Earlier this month, Salon ran a hefty excerpt of Barry Eichengreen’s new book, “Hall of Mirrors: The Great Depression, the Great Recession, and the Uses—and Misuses—of History,” which examines the ways that Wall Street managed to minimize the structural and regulatory changes that many had hoped would follow after the near-collapse of the financial system.
This excerpt focuses on comparisons between the political and regulatory response in 2008 and those taken after the Great Depression; while Eichengreen clearly feels we fell far short this time, he also tells the tale in a way that helps make sense of some of the factors—beyond Wall Street power-plays—that contributed to the lackluster response. He notes that several of the proposed banking reforms were vehemently opposed by smaller community banks, which apparently felt that their smaller operations would be overly burdened by new requirements aimed at cooling the excesses of banking giants. And he looks closely at many of the particular elements of what he calls “Obama’s competent response,” acknowledging the fiscal and political constraints that stood in the way of some of the more vigorous proposals to ease the burdens of homeowners and Main Street.

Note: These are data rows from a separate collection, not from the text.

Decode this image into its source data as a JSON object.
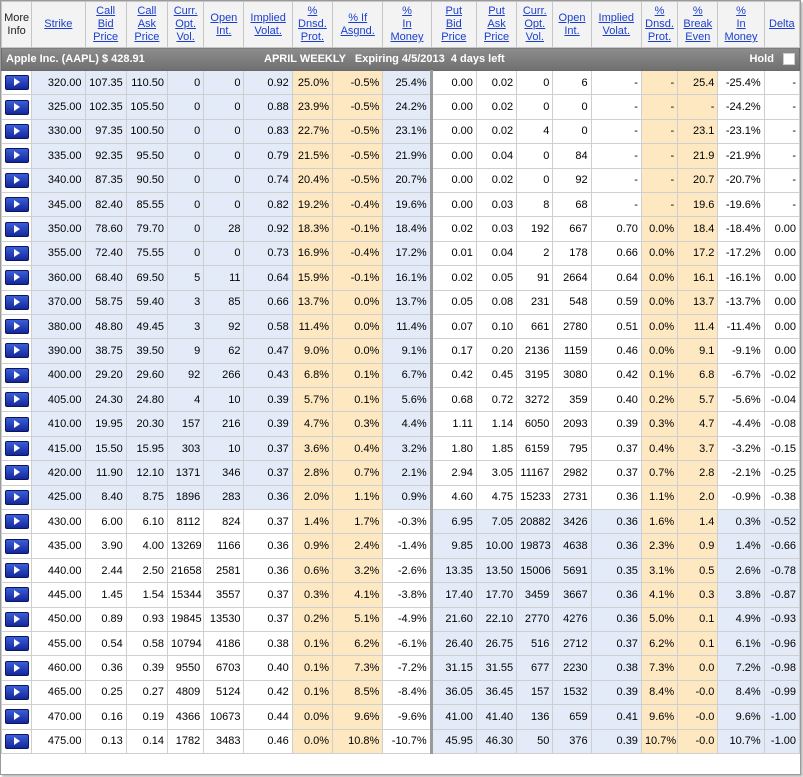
{
  "headers": {
    "more_info": [
      "More",
      "Info"
    ],
    "strike": "Strike",
    "call_bid": [
      "Call",
      "Bid",
      "Price"
    ],
    "call_ask": [
      "Call",
      "Ask",
      "Price"
    ],
    "call_curr": [
      "Curr.",
      "Opt.",
      "Vol."
    ],
    "call_open": [
      "Open",
      "Int."
    ],
    "call_iv": [
      "Implied",
      "Volat."
    ],
    "call_dnsd": [
      "%",
      "Dnsd.",
      "Prot."
    ],
    "call_assgnd": [
      "% If",
      "Asgnd."
    ],
    "call_in_money": [
      "%",
      "In",
      "Money"
    ],
    "put_bid": [
      "Put",
      "Bid",
      "Price"
    ],
    "put_ask": [
      "Put",
      "Ask",
      "Price"
    ],
    "put_curr": [
      "Curr.",
      "Opt.",
      "Vol."
    ],
    "put_open": [
      "Open",
      "Int."
    ],
    "put_iv": [
      "Implied",
      "Volat."
    ],
    "put_dnsd": [
      "%",
      "Dnsd.",
      "Prot."
    ],
    "break_even": [
      "%",
      "Break",
      "Even"
    ],
    "put_in_money": [
      "%",
      "In",
      "Money"
    ],
    "delta": "Delta"
  },
  "band": {
    "symbol": "Apple Inc. (AAPL) $ 428.91",
    "expiry": "APRIL WEEKLY   Expiring 4/5/2013  4 days left",
    "hold_label": "Hold"
  },
  "colors": {
    "orange_column": "#fde8c2",
    "in_the_money_blue": "#e4ebf8",
    "band_gray": "#7f7f7f",
    "header_link": "#1a3fd0",
    "button_blue": "#1f37b8"
  },
  "icons": {
    "row_button": "arrow-right-icon",
    "hold_checkbox": "checkbox-icon"
  },
  "rows": [
    {
      "strike": "320.00",
      "call_bid": "107.35",
      "call_ask": "110.50",
      "call_vol": "0",
      "call_oi": "0",
      "call_iv": "0.92",
      "call_dnsd": "25.0%",
      "call_assgnd": "-0.5%",
      "call_itm": "25.4%",
      "put_bid": "0.00",
      "put_ask": "0.02",
      "put_vol": "0",
      "put_oi": "6",
      "put_iv": "-",
      "put_dnsd": "-",
      "break_even": "25.4",
      "put_itm": "-25.4%",
      "delta": "-"
    },
    {
      "strike": "325.00",
      "call_bid": "102.35",
      "call_ask": "105.50",
      "call_vol": "0",
      "call_oi": "0",
      "call_iv": "0.88",
      "call_dnsd": "23.9%",
      "call_assgnd": "-0.5%",
      "call_itm": "24.2%",
      "put_bid": "0.00",
      "put_ask": "0.02",
      "put_vol": "0",
      "put_oi": "0",
      "put_iv": "-",
      "put_dnsd": "-",
      "break_even": "-",
      "put_itm": "-24.2%",
      "delta": "-"
    },
    {
      "strike": "330.00",
      "call_bid": "97.35",
      "call_ask": "100.50",
      "call_vol": "0",
      "call_oi": "0",
      "call_iv": "0.83",
      "call_dnsd": "22.7%",
      "call_assgnd": "-0.5%",
      "call_itm": "23.1%",
      "put_bid": "0.00",
      "put_ask": "0.02",
      "put_vol": "4",
      "put_oi": "0",
      "put_iv": "-",
      "put_dnsd": "-",
      "break_even": "23.1",
      "put_itm": "-23.1%",
      "delta": "-"
    },
    {
      "strike": "335.00",
      "call_bid": "92.35",
      "call_ask": "95.50",
      "call_vol": "0",
      "call_oi": "0",
      "call_iv": "0.79",
      "call_dnsd": "21.5%",
      "call_assgnd": "-0.5%",
      "call_itm": "21.9%",
      "put_bid": "0.00",
      "put_ask": "0.04",
      "put_vol": "0",
      "put_oi": "84",
      "put_iv": "-",
      "put_dnsd": "-",
      "break_even": "21.9",
      "put_itm": "-21.9%",
      "delta": "-"
    },
    {
      "strike": "340.00",
      "call_bid": "87.35",
      "call_ask": "90.50",
      "call_vol": "0",
      "call_oi": "0",
      "call_iv": "0.74",
      "call_dnsd": "20.4%",
      "call_assgnd": "-0.5%",
      "call_itm": "20.7%",
      "put_bid": "0.00",
      "put_ask": "0.02",
      "put_vol": "0",
      "put_oi": "92",
      "put_iv": "-",
      "put_dnsd": "-",
      "break_even": "20.7",
      "put_itm": "-20.7%",
      "delta": "-"
    },
    {
      "strike": "345.00",
      "call_bid": "82.40",
      "call_ask": "85.55",
      "call_vol": "0",
      "call_oi": "0",
      "call_iv": "0.82",
      "call_dnsd": "19.2%",
      "call_assgnd": "-0.4%",
      "call_itm": "19.6%",
      "put_bid": "0.00",
      "put_ask": "0.03",
      "put_vol": "8",
      "put_oi": "68",
      "put_iv": "-",
      "put_dnsd": "-",
      "break_even": "19.6",
      "put_itm": "-19.6%",
      "delta": "-"
    },
    {
      "strike": "350.00",
      "call_bid": "78.60",
      "call_ask": "79.70",
      "call_vol": "0",
      "call_oi": "28",
      "call_iv": "0.92",
      "call_dnsd": "18.3%",
      "call_assgnd": "-0.1%",
      "call_itm": "18.4%",
      "put_bid": "0.02",
      "put_ask": "0.03",
      "put_vol": "192",
      "put_oi": "667",
      "put_iv": "0.70",
      "put_dnsd": "0.0%",
      "break_even": "18.4",
      "put_itm": "-18.4%",
      "delta": "0.00"
    },
    {
      "strike": "355.00",
      "call_bid": "72.40",
      "call_ask": "75.55",
      "call_vol": "0",
      "call_oi": "0",
      "call_iv": "0.73",
      "call_dnsd": "16.9%",
      "call_assgnd": "-0.4%",
      "call_itm": "17.2%",
      "put_bid": "0.01",
      "put_ask": "0.04",
      "put_vol": "2",
      "put_oi": "178",
      "put_iv": "0.66",
      "put_dnsd": "0.0%",
      "break_even": "17.2",
      "put_itm": "-17.2%",
      "delta": "0.00"
    },
    {
      "strike": "360.00",
      "call_bid": "68.40",
      "call_ask": "69.50",
      "call_vol": "5",
      "call_oi": "11",
      "call_iv": "0.64",
      "call_dnsd": "15.9%",
      "call_assgnd": "-0.1%",
      "call_itm": "16.1%",
      "put_bid": "0.02",
      "put_ask": "0.05",
      "put_vol": "91",
      "put_oi": "2664",
      "put_iv": "0.64",
      "put_dnsd": "0.0%",
      "break_even": "16.1",
      "put_itm": "-16.1%",
      "delta": "0.00"
    },
    {
      "strike": "370.00",
      "call_bid": "58.75",
      "call_ask": "59.40",
      "call_vol": "3",
      "call_oi": "85",
      "call_iv": "0.66",
      "call_dnsd": "13.7%",
      "call_assgnd": "0.0%",
      "call_itm": "13.7%",
      "put_bid": "0.05",
      "put_ask": "0.08",
      "put_vol": "231",
      "put_oi": "548",
      "put_iv": "0.59",
      "put_dnsd": "0.0%",
      "break_even": "13.7",
      "put_itm": "-13.7%",
      "delta": "0.00"
    },
    {
      "strike": "380.00",
      "call_bid": "48.80",
      "call_ask": "49.45",
      "call_vol": "3",
      "call_oi": "92",
      "call_iv": "0.58",
      "call_dnsd": "11.4%",
      "call_assgnd": "0.0%",
      "call_itm": "11.4%",
      "put_bid": "0.07",
      "put_ask": "0.10",
      "put_vol": "661",
      "put_oi": "2780",
      "put_iv": "0.51",
      "put_dnsd": "0.0%",
      "break_even": "11.4",
      "put_itm": "-11.4%",
      "delta": "0.00"
    },
    {
      "strike": "390.00",
      "call_bid": "38.75",
      "call_ask": "39.50",
      "call_vol": "9",
      "call_oi": "62",
      "call_iv": "0.47",
      "call_dnsd": "9.0%",
      "call_assgnd": "0.0%",
      "call_itm": "9.1%",
      "put_bid": "0.17",
      "put_ask": "0.20",
      "put_vol": "2136",
      "put_oi": "1159",
      "put_iv": "0.46",
      "put_dnsd": "0.0%",
      "break_even": "9.1",
      "put_itm": "-9.1%",
      "delta": "0.00"
    },
    {
      "strike": "400.00",
      "call_bid": "29.20",
      "call_ask": "29.60",
      "call_vol": "92",
      "call_oi": "266",
      "call_iv": "0.43",
      "call_dnsd": "6.8%",
      "call_assgnd": "0.1%",
      "call_itm": "6.7%",
      "put_bid": "0.42",
      "put_ask": "0.45",
      "put_vol": "3195",
      "put_oi": "3080",
      "put_iv": "0.42",
      "put_dnsd": "0.1%",
      "break_even": "6.8",
      "put_itm": "-6.7%",
      "delta": "-0.02"
    },
    {
      "strike": "405.00",
      "call_bid": "24.30",
      "call_ask": "24.80",
      "call_vol": "4",
      "call_oi": "10",
      "call_iv": "0.39",
      "call_dnsd": "5.7%",
      "call_assgnd": "0.1%",
      "call_itm": "5.6%",
      "put_bid": "0.68",
      "put_ask": "0.72",
      "put_vol": "3272",
      "put_oi": "359",
      "put_iv": "0.40",
      "put_dnsd": "0.2%",
      "break_even": "5.7",
      "put_itm": "-5.6%",
      "delta": "-0.04"
    },
    {
      "strike": "410.00",
      "call_bid": "19.95",
      "call_ask": "20.30",
      "call_vol": "157",
      "call_oi": "216",
      "call_iv": "0.39",
      "call_dnsd": "4.7%",
      "call_assgnd": "0.3%",
      "call_itm": "4.4%",
      "put_bid": "1.11",
      "put_ask": "1.14",
      "put_vol": "6050",
      "put_oi": "2093",
      "put_iv": "0.39",
      "put_dnsd": "0.3%",
      "break_even": "4.7",
      "put_itm": "-4.4%",
      "delta": "-0.08"
    },
    {
      "strike": "415.00",
      "call_bid": "15.50",
      "call_ask": "15.95",
      "call_vol": "303",
      "call_oi": "10",
      "call_iv": "0.37",
      "call_dnsd": "3.6%",
      "call_assgnd": "0.4%",
      "call_itm": "3.2%",
      "put_bid": "1.80",
      "put_ask": "1.85",
      "put_vol": "6159",
      "put_oi": "795",
      "put_iv": "0.37",
      "put_dnsd": "0.4%",
      "break_even": "3.7",
      "put_itm": "-3.2%",
      "delta": "-0.15"
    },
    {
      "strike": "420.00",
      "call_bid": "11.90",
      "call_ask": "12.10",
      "call_vol": "1371",
      "call_oi": "346",
      "call_iv": "0.37",
      "call_dnsd": "2.8%",
      "call_assgnd": "0.7%",
      "call_itm": "2.1%",
      "put_bid": "2.94",
      "put_ask": "3.05",
      "put_vol": "11167",
      "put_oi": "2982",
      "put_iv": "0.37",
      "put_dnsd": "0.7%",
      "break_even": "2.8",
      "put_itm": "-2.1%",
      "delta": "-0.25"
    },
    {
      "strike": "425.00",
      "call_bid": "8.40",
      "call_ask": "8.75",
      "call_vol": "1896",
      "call_oi": "283",
      "call_iv": "0.36",
      "call_dnsd": "2.0%",
      "call_assgnd": "1.1%",
      "call_itm": "0.9%",
      "put_bid": "4.60",
      "put_ask": "4.75",
      "put_vol": "15233",
      "put_oi": "2731",
      "put_iv": "0.36",
      "put_dnsd": "1.1%",
      "break_even": "2.0",
      "put_itm": "-0.9%",
      "delta": "-0.38"
    },
    {
      "strike": "430.00",
      "call_bid": "6.00",
      "call_ask": "6.10",
      "call_vol": "8112",
      "call_oi": "824",
      "call_iv": "0.37",
      "call_dnsd": "1.4%",
      "call_assgnd": "1.7%",
      "call_itm": "-0.3%",
      "put_bid": "6.95",
      "put_ask": "7.05",
      "put_vol": "20882",
      "put_oi": "3426",
      "put_iv": "0.36",
      "put_dnsd": "1.6%",
      "break_even": "1.4",
      "put_itm": "0.3%",
      "delta": "-0.52"
    },
    {
      "strike": "435.00",
      "call_bid": "3.90",
      "call_ask": "4.00",
      "call_vol": "13269",
      "call_oi": "1166",
      "call_iv": "0.36",
      "call_dnsd": "0.9%",
      "call_assgnd": "2.4%",
      "call_itm": "-1.4%",
      "put_bid": "9.85",
      "put_ask": "10.00",
      "put_vol": "19873",
      "put_oi": "4638",
      "put_iv": "0.36",
      "put_dnsd": "2.3%",
      "break_even": "0.9",
      "put_itm": "1.4%",
      "delta": "-0.66"
    },
    {
      "strike": "440.00",
      "call_bid": "2.44",
      "call_ask": "2.50",
      "call_vol": "21658",
      "call_oi": "2581",
      "call_iv": "0.36",
      "call_dnsd": "0.6%",
      "call_assgnd": "3.2%",
      "call_itm": "-2.6%",
      "put_bid": "13.35",
      "put_ask": "13.50",
      "put_vol": "15006",
      "put_oi": "5691",
      "put_iv": "0.35",
      "put_dnsd": "3.1%",
      "break_even": "0.5",
      "put_itm": "2.6%",
      "delta": "-0.78"
    },
    {
      "strike": "445.00",
      "call_bid": "1.45",
      "call_ask": "1.54",
      "call_vol": "15344",
      "call_oi": "3557",
      "call_iv": "0.37",
      "call_dnsd": "0.3%",
      "call_assgnd": "4.1%",
      "call_itm": "-3.8%",
      "put_bid": "17.40",
      "put_ask": "17.70",
      "put_vol": "3459",
      "put_oi": "3667",
      "put_iv": "0.36",
      "put_dnsd": "4.1%",
      "break_even": "0.3",
      "put_itm": "3.8%",
      "delta": "-0.87"
    },
    {
      "strike": "450.00",
      "call_bid": "0.89",
      "call_ask": "0.93",
      "call_vol": "19845",
      "call_oi": "13530",
      "call_iv": "0.37",
      "call_dnsd": "0.2%",
      "call_assgnd": "5.1%",
      "call_itm": "-4.9%",
      "put_bid": "21.60",
      "put_ask": "22.10",
      "put_vol": "2770",
      "put_oi": "4276",
      "put_iv": "0.36",
      "put_dnsd": "5.0%",
      "break_even": "0.1",
      "put_itm": "4.9%",
      "delta": "-0.93"
    },
    {
      "strike": "455.00",
      "call_bid": "0.54",
      "call_ask": "0.58",
      "call_vol": "10794",
      "call_oi": "4186",
      "call_iv": "0.38",
      "call_dnsd": "0.1%",
      "call_assgnd": "6.2%",
      "call_itm": "-6.1%",
      "put_bid": "26.40",
      "put_ask": "26.75",
      "put_vol": "516",
      "put_oi": "2712",
      "put_iv": "0.37",
      "put_dnsd": "6.2%",
      "break_even": "0.1",
      "put_itm": "6.1%",
      "delta": "-0.96"
    },
    {
      "strike": "460.00",
      "call_bid": "0.36",
      "call_ask": "0.39",
      "call_vol": "9550",
      "call_oi": "6703",
      "call_iv": "0.40",
      "call_dnsd": "0.1%",
      "call_assgnd": "7.3%",
      "call_itm": "-7.2%",
      "put_bid": "31.15",
      "put_ask": "31.55",
      "put_vol": "677",
      "put_oi": "2230",
      "put_iv": "0.38",
      "put_dnsd": "7.3%",
      "break_even": "0.0",
      "put_itm": "7.2%",
      "delta": "-0.98"
    },
    {
      "strike": "465.00",
      "call_bid": "0.25",
      "call_ask": "0.27",
      "call_vol": "4809",
      "call_oi": "5124",
      "call_iv": "0.42",
      "call_dnsd": "0.1%",
      "call_assgnd": "8.5%",
      "call_itm": "-8.4%",
      "put_bid": "36.05",
      "put_ask": "36.45",
      "put_vol": "157",
      "put_oi": "1532",
      "put_iv": "0.39",
      "put_dnsd": "8.4%",
      "break_even": "-0.0",
      "put_itm": "8.4%",
      "delta": "-0.99"
    },
    {
      "strike": "470.00",
      "call_bid": "0.16",
      "call_ask": "0.19",
      "call_vol": "4366",
      "call_oi": "10673",
      "call_iv": "0.44",
      "call_dnsd": "0.0%",
      "call_assgnd": "9.6%",
      "call_itm": "-9.6%",
      "put_bid": "41.00",
      "put_ask": "41.40",
      "put_vol": "136",
      "put_oi": "659",
      "put_iv": "0.41",
      "put_dnsd": "9.6%",
      "break_even": "-0.0",
      "put_itm": "9.6%",
      "delta": "-1.00"
    },
    {
      "strike": "475.00",
      "call_bid": "0.13",
      "call_ask": "0.14",
      "call_vol": "1782",
      "call_oi": "3483",
      "call_iv": "0.46",
      "call_dnsd": "0.0%",
      "call_assgnd": "10.8%",
      "call_itm": "-10.7%",
      "put_bid": "45.95",
      "put_ask": "46.30",
      "put_vol": "50",
      "put_oi": "376",
      "put_iv": "0.39",
      "put_dnsd": "10.7%",
      "break_even": "-0.0",
      "put_itm": "10.7%",
      "delta": "-1.00"
    }
  ]
}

The whole piece is worth a read; this concluding paragraph captures its essence:
The experience of the 1930s suggests that radical reform is possible only in the wake of an exceptional crisis. Absent that crisis, business as usual remains the order of the day, and radical reform that threatens to disrupt such business is ruled out. An exceptional crisis halts such business for a time. The problem starting in 2009, if it can be called a problem, was that policy makers managed, just barely, to prevent a 1930s-style crisis. There was still business as usual to conduct. Radical reform that interfered with customary banking practices could be criticized as jeopardizing the recovery then slowly getting underway. This left only strengthening the existing system, as opposed to replacing it. And the incremental nature of the reform process, which unfolded slowly as new rules implementing Dodd-Frank directives were proposed by the regulators, allowed concentrated interests, notably the bank lobby, to re-form and mobilize in opposition.